Jesus had different lens than Shammai or Hillel or the Pharisees or Sadducees. When we look at the way Jesus interpreted Torah across the Gospels as a whole, it becomes clear: Jesus always interpreted things in a way that favored the most vulnerable. He always understood Torah through the lens of love and compassion, and considered how an interpretation would affect the poor and marginalized, how it would affect the most vulnerable in any given situation.
So in the case of divorce, for example, Jesus came down more strictly. Because he lived in a very patriarchal society that left divorced women very vulnerable. (And only husbands could initiate divorce by the way.) So if a husband divorced his wife for no good reason, the woman found herself in a very precarious situation. Jesus’ teaching on how to interpret the Law on divorce protects vulnerable women from being thrown out of their homes.
On the flip side, something like Jesus’ teaching on the Sabbath is much more lenient. Again, that is because Jesus sides with the vulnerable and interprets the Torah through the lens of love and compassion. What is the most loving thing to do in a situation where someone needs healing? Do you heal on the Sabbath or make them wait? And if your animal falls into a ditch on the Sabbath, do you help it get out or wait a day before rescuing it? Jesus taught that it was ok to do such things on the Sabbath, lining up with the more lenient school on that issue. Not because he was trying to be more lenient all the time, but because his way of understanding scripture was always focused on caring for the most vulnerable. Seeing scripture through the lens of love.
When we understand this, it becomes pretty clear why Jesus comes across as more strict in some places and much more lenient in others. Recognizing that Jesus always interpreted scripture through the lens of love should inspire us to do the same. When we interpret scripture in a way that leads us to love and serve those in need, then we’re reading the Bible the way Jesus did. But if we interpret scripture in a way that excludes or oppresses or judges, then we’re not reading the Bible the way Jesus taught us.
How would Christian interpretation of the Bible change if we read scripture the same way Jesus did?
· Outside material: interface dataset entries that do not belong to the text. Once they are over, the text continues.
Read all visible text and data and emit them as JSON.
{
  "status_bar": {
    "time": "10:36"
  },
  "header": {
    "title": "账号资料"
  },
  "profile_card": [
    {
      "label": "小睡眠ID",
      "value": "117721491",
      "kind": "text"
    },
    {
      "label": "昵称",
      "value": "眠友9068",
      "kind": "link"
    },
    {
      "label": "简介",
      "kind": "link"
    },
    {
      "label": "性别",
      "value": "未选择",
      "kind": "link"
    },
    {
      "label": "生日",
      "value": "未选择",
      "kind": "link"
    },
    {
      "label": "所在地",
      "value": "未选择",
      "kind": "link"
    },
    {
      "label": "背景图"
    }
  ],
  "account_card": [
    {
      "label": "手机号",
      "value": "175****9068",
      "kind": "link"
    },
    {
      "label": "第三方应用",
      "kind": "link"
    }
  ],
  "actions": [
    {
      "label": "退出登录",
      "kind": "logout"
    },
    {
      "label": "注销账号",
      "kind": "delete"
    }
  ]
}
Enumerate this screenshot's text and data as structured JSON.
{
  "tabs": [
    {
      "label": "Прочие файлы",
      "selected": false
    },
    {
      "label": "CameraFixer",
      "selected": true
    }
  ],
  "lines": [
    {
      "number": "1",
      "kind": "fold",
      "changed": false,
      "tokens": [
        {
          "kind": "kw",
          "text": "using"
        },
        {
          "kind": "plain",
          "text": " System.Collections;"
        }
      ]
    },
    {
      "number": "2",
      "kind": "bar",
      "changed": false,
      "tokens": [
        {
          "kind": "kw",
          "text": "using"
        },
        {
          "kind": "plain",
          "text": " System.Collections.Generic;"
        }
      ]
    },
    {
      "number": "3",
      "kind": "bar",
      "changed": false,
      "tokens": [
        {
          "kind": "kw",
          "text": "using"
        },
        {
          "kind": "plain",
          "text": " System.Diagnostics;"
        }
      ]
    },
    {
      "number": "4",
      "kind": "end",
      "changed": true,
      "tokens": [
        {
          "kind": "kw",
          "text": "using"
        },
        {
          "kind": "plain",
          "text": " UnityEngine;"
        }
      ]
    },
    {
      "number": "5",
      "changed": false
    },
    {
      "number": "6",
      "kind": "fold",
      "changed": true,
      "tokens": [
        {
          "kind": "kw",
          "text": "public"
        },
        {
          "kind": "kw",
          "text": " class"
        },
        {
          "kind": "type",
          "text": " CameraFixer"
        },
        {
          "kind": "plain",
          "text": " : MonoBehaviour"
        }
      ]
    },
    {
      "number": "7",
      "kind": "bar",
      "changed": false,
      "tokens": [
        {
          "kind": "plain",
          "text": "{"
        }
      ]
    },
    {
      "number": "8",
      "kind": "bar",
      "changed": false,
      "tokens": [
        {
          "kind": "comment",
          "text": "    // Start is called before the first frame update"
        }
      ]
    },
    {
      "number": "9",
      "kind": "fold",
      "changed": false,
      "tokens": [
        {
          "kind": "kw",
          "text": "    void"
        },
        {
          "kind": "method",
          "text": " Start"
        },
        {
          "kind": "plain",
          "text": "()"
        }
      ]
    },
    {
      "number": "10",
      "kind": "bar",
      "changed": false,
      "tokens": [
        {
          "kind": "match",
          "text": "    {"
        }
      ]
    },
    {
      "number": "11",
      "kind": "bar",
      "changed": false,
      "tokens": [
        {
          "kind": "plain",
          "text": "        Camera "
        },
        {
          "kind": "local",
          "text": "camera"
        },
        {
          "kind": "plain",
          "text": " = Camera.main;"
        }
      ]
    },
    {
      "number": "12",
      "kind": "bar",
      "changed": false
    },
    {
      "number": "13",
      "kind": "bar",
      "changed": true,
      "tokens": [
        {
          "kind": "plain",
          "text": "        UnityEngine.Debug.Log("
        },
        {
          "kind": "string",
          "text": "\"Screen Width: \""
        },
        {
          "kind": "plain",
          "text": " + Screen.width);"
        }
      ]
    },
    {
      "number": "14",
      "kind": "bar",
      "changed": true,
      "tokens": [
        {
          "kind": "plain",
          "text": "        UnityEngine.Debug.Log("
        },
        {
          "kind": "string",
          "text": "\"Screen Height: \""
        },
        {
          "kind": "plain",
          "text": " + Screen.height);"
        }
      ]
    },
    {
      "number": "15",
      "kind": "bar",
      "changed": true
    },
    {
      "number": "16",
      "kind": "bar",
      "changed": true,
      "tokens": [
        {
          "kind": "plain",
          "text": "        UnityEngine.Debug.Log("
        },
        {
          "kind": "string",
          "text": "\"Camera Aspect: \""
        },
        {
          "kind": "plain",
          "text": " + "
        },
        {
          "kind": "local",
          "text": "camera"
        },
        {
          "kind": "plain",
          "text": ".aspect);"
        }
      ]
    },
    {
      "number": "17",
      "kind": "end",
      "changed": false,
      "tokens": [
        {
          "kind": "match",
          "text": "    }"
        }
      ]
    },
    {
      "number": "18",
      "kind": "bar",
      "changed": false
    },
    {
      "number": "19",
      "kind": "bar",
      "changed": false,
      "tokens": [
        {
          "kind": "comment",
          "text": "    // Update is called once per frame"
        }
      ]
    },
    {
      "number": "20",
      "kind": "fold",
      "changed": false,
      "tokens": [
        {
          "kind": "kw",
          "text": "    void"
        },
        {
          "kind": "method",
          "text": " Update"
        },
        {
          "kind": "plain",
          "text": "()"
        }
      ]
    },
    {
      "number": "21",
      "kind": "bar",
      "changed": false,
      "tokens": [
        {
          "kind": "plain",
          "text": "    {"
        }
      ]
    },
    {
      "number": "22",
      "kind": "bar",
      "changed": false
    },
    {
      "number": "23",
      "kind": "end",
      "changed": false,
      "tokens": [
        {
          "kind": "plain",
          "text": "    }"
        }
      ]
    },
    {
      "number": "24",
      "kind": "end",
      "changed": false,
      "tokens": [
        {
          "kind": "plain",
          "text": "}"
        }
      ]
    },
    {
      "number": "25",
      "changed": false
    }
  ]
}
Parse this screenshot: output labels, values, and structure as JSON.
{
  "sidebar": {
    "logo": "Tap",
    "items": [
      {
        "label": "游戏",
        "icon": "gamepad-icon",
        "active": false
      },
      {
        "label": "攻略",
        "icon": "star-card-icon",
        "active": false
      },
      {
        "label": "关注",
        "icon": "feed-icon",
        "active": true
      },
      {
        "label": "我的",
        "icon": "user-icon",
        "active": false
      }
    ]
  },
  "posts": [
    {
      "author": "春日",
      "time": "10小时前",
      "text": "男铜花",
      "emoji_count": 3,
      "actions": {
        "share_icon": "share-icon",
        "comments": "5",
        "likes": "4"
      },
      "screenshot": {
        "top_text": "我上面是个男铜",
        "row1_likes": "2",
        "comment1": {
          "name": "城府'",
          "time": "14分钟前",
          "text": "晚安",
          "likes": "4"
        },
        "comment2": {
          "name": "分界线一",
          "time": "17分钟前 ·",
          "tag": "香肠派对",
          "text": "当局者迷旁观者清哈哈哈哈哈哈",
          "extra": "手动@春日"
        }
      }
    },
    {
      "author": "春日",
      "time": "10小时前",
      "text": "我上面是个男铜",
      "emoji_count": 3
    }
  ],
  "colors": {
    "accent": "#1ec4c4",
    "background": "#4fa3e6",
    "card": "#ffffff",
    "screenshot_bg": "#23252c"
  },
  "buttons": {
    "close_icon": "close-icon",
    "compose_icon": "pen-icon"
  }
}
If we followed Jesus in interpreting scripture through the lens of love, what difference would it make here at St. Matthew or in the church worldwide? How would the church respond to refugees and asylum seekers? How would the church respond to addicts and the incarcerated? How would the church respond to LGBT people? How would the church respond to today’s most vulnerable?
Today’s readers of the Bible, both Jews and Christians, have various methods of interpretation. Everybody reads through a lens; you can’t avoid that. Some are more strict. Some are more lenient. Some are oblivious to what their lens is. Jesus teaches us to intentionally see scripture through the lens of love.
And it’s good news for us that God also looks at us through the lens of love. God doesn’t focus on our sin, but looks at us like the most loving mother or father you can imagine. God’s loving gaze shines upon us. Wraps us in unconditional love. Heals our brokenness and sin. And transforms us into loving children of God. Jesus looks at us the same way he looks at scripture—the same way he looks at everything—through the lens of love. Teaching us to see things in the same way, to have the mind of Christ. And all the while revealing to us how incredibly loved we are!
In the name of the Father, and of the Son, and of the Holy Spirit. Amen.
Pastor Brian, 2/12/23
 Iris Murdoch, The Sovereignty of the Good (p. 17).